Ocean floor listening posts reveal secrets of blue whales
Technology offers new information on elusive giants
Underwater recorders attached to the ocean floor are revealing new information about endangered blue whales off the coast of Atlantic Canada.
It turns out the biggest animals on the planet — and the loudest — are present year round.
"Blue whales are using our waters off Nova Scotia more than I expected them to be," said Hilary Moors-Murphy, a research scientist with Fisheries and Oceans Canada.
Moors-Murphy is lead author of a new study on the distribution of blue whales off Eastern Canada and outside the Gulf of St. Lawrence.
Listening posts 1,500 metres deep
She credits the use of year-round underwater recorders capable of capturing the four distinct calls made by the North Atlantic population of blue whales.
Their booming, low-frequency calls can travel 100 kilometres or more.
"The use of the technology is really important because it has revealed new information on whale occurrence in Canadian waters. In the case of blue whales, we did think that most of the individuals migrated down south during the winter, but the acoustics have revealed that at least some individuals are remaining through the year," Moors-Murphy said.

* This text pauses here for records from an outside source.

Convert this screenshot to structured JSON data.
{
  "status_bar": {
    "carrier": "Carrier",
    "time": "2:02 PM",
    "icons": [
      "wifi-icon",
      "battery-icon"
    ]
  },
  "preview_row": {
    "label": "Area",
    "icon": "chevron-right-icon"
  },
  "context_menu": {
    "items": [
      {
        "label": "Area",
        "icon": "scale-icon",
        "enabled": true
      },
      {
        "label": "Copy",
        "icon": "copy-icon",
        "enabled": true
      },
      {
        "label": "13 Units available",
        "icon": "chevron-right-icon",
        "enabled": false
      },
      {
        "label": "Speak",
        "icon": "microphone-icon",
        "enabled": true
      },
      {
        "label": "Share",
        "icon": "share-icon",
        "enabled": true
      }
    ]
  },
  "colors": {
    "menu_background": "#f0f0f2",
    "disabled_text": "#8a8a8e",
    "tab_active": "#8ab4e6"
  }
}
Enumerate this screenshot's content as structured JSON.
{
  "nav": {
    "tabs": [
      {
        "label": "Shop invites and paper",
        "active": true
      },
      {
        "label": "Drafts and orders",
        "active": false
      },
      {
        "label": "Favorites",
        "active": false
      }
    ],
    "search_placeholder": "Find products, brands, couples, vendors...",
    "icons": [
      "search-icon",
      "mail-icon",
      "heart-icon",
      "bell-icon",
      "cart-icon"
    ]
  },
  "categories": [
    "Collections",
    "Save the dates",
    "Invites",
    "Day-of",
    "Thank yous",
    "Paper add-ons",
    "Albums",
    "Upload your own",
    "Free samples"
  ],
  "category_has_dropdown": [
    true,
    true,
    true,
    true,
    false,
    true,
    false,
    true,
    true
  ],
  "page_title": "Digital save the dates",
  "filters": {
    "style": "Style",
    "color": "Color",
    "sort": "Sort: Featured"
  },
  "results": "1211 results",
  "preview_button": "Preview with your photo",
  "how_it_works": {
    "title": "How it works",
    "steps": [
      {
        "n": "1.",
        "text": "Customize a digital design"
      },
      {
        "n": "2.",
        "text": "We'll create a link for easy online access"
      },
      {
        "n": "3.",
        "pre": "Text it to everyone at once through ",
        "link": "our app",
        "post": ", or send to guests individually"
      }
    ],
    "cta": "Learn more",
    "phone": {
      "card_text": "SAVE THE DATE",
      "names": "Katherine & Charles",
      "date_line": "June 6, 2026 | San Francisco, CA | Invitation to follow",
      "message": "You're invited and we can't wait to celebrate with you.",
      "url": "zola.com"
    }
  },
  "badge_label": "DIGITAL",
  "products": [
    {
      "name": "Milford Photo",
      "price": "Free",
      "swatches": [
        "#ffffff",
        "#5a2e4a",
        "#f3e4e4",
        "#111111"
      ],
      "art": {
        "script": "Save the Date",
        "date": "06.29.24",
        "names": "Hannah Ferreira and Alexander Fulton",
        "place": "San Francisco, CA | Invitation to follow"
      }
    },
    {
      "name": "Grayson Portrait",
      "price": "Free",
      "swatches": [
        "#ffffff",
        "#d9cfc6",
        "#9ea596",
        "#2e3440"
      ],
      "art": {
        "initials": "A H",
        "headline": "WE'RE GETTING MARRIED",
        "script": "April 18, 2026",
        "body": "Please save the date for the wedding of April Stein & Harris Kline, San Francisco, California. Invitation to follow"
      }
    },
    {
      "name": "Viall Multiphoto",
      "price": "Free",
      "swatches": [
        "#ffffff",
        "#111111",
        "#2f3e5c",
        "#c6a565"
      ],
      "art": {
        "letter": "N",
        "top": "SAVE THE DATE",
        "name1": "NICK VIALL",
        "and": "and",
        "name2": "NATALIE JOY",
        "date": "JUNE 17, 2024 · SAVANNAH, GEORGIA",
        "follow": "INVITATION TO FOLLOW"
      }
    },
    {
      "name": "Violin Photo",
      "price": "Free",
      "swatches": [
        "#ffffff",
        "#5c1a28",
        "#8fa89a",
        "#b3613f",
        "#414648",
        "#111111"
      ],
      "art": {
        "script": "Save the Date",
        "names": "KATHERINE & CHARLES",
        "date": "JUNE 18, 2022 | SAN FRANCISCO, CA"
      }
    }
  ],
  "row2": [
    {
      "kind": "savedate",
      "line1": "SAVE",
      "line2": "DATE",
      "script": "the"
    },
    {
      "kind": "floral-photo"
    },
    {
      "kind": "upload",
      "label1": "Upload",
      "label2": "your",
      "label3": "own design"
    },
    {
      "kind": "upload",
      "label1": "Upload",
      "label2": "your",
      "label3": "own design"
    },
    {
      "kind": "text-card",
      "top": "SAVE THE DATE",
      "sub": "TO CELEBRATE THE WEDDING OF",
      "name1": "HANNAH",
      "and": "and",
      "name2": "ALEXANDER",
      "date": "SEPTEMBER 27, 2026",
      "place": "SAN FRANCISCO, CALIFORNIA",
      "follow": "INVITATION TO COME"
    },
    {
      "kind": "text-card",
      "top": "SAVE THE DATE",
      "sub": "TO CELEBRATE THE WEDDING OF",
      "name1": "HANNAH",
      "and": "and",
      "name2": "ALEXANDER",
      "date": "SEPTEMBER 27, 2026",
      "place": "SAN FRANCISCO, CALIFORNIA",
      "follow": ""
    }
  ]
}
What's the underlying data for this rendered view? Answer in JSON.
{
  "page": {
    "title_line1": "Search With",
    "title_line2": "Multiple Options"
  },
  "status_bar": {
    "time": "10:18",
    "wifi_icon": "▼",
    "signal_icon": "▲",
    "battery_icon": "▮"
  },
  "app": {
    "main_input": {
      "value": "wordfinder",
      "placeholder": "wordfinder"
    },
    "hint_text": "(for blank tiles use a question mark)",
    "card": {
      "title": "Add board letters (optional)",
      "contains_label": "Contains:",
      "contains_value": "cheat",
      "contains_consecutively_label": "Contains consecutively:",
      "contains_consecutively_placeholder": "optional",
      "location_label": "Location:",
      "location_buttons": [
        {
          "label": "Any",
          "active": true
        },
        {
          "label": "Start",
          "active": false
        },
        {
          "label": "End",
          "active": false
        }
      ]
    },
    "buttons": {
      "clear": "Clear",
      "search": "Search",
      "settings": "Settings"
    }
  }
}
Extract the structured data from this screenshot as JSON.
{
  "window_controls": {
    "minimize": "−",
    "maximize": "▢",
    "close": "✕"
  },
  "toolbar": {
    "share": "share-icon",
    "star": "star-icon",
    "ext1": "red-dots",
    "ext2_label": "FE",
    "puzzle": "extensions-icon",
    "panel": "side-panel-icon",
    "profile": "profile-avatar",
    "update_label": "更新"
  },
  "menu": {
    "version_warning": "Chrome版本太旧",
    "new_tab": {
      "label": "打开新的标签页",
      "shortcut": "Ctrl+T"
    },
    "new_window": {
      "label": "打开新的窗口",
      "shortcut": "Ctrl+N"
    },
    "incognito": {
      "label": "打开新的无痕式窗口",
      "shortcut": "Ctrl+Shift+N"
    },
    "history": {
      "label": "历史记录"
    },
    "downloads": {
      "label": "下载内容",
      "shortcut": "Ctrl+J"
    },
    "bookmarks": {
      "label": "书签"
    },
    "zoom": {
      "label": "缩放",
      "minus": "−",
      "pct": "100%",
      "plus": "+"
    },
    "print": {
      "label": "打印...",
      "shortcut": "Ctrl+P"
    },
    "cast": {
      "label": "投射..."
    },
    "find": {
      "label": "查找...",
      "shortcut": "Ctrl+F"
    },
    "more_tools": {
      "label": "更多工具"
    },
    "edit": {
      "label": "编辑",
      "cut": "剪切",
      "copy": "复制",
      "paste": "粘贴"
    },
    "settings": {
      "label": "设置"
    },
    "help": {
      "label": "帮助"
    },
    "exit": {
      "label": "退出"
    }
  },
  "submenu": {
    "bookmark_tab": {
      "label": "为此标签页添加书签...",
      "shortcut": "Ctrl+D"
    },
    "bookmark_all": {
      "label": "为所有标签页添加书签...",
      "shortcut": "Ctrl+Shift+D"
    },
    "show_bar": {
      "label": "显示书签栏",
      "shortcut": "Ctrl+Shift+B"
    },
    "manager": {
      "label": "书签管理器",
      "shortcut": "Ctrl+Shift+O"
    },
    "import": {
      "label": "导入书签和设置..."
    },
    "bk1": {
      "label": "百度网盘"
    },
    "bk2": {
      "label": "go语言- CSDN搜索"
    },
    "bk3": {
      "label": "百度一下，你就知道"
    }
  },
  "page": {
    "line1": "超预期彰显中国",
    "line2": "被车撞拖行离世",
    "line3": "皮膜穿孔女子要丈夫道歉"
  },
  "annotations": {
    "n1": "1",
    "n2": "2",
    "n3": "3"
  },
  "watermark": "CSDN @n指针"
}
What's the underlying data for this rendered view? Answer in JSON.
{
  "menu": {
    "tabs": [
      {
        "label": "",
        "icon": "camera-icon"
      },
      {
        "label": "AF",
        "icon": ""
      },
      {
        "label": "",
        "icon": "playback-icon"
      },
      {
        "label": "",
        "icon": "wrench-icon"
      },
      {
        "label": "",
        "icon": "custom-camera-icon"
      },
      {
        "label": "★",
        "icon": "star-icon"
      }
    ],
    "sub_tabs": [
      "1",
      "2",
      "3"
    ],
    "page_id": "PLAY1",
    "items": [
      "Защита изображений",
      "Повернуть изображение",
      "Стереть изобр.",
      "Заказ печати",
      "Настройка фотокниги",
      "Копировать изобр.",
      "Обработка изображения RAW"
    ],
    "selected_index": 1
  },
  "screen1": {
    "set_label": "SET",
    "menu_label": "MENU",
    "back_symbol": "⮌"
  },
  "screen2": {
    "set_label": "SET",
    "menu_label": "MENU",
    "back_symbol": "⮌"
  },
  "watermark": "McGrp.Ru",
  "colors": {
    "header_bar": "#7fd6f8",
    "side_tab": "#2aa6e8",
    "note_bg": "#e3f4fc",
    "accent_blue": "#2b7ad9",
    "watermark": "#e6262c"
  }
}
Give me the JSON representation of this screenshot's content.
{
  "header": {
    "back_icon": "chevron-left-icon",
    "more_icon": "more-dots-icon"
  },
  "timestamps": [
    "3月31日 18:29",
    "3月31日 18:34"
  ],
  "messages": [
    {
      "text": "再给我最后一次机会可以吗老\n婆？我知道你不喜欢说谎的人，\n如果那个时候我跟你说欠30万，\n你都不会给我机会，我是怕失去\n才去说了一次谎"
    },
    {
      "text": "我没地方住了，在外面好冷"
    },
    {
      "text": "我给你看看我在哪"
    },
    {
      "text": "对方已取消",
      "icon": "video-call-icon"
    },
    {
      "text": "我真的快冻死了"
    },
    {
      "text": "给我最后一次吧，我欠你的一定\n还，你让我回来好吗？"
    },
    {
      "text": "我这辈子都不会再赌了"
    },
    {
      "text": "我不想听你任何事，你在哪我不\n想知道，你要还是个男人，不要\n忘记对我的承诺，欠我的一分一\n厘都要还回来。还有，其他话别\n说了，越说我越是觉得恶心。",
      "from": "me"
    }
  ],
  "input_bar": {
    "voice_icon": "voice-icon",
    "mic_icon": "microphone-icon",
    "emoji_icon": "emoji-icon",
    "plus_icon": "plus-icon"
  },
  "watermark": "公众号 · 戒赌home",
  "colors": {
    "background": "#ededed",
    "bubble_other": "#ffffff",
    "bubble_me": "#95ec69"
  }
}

Recorders have proved useful in winter when sightings are infrequent because of wind and waves.
"It is very interesting that our peak call rates in some of those areas occur in the winter months. So this is something that's relatively new," she said.
Top blue whale habitats
The report identifies five top habitats most likely to be important to the north Atlantic's blue whale population, which is estimated at just a few hundred individuals.
- Deep-water areas off the continental slope of the Scotian Shelf.
- Deep-water areas off the continental shelf of the Grand Banks.
- The Laurentian Channel, between Cape Breton and Newfoundland and Labrador.
The study also says the southwest coast of Newfoundland — scene of several fatal ice entrapments — and shallower areas on the western Scotian Shelf are also potentially important habitats.
The mystery remains
Exactly how and why blue whales use these areas is unknown, the report says.
Hal Whitehead, an oceanographer at Dalhousie University, has recorded blue whale sightings for decades during his research of mammals in the underwater canyons near Sable Island off Nova Scotia.
He has also participated in the acoustic monitoring programs.
The sight of a 25-metre blue whale surfacing has lost none of its lustre.
"They're extraordinarily impressive. Wonderful to see. I always enjoy it very much. And it doesn't happen very often."
For him, they remain an enigma.
"A whale which should be so present because it's both huge and has an incredibly large sound, and yet we don't see them or hear them all that much. And we're not sure where they are most of the time," Whitehead said.
Potential conflict with man-made seismic activity
Whitehead said what is known is that whales are at risk from man-made seismic activity — when large underwater guns are fired into the ocean to reveal the presence of hydrocarbons under the ocean floor.
The explosive bangs can disrupt feeding, he said.
The noise can travel into marine protected areas, like the Gully, the big underwater canyon near Sable Island declared off-limits to exploration when it was designated as Canada's first marine protected area in 2004.
"We're getting increasing evidence that blue whales and their relatives are affected by these sounds," he said.
Whales present in offshore energy-lease areas
The new DFO study notes the potential overlap.
"Oil and gas lease areas off Eastern Canada are concentrated in the same regions as highly and moderately suitable habitat for blue whales: along the deep water of the continental slope. Frequent and large-scale seismic survey efforts occur in these areas," the report said.
Moors-Murphy said seismic guns are only one source of noise.
"Things like shipping noise, noise produced from even fishing activities or military activities, oil and gas exploration and drilling, those are all a concern for whales in general in our water and blue whales as well," she said.
While seismic activity is a source of concern, ice entrapment off the southwest coast of Newfoundland is a confirmed killer of blue whales.
Forty have died since 1974.
In 2014, at least nine adult blue whales were entrapped and killed by moving sea ice — a significant loss to the small population of adults.
"This highlights the southwest coast of Newfoundland as both a consistent area of spring occupancy by blue whales, and an area of significant mortality risk for the endangered northwest Atlantic population,' the report said.
Regardless of the cause, Moors-Murphy said, offshore deaths are likely going unnoticed.
More listening posts in 2019
It will likely be years before scientists are able to predict the number of blue whales in the North Atlantic.
Moors-Murphy says this study is a good start. It pulled together data going back to the 1960s, when blue whales were still hunted on the East Coast of Canada, and included sightings made during aerial surveys covering tens of thousands of kilometres of ocean.
And more data is coming in from the acoustic recorders — some of which were installed in response to the crisis involving the deaths of North Atlantic right whales.
In 2019 scientists will be listening to recorders attached to the ocean floor at locations from the Bay of Fundy to far out into the Atlantic and into the Gulf of St Lawrence.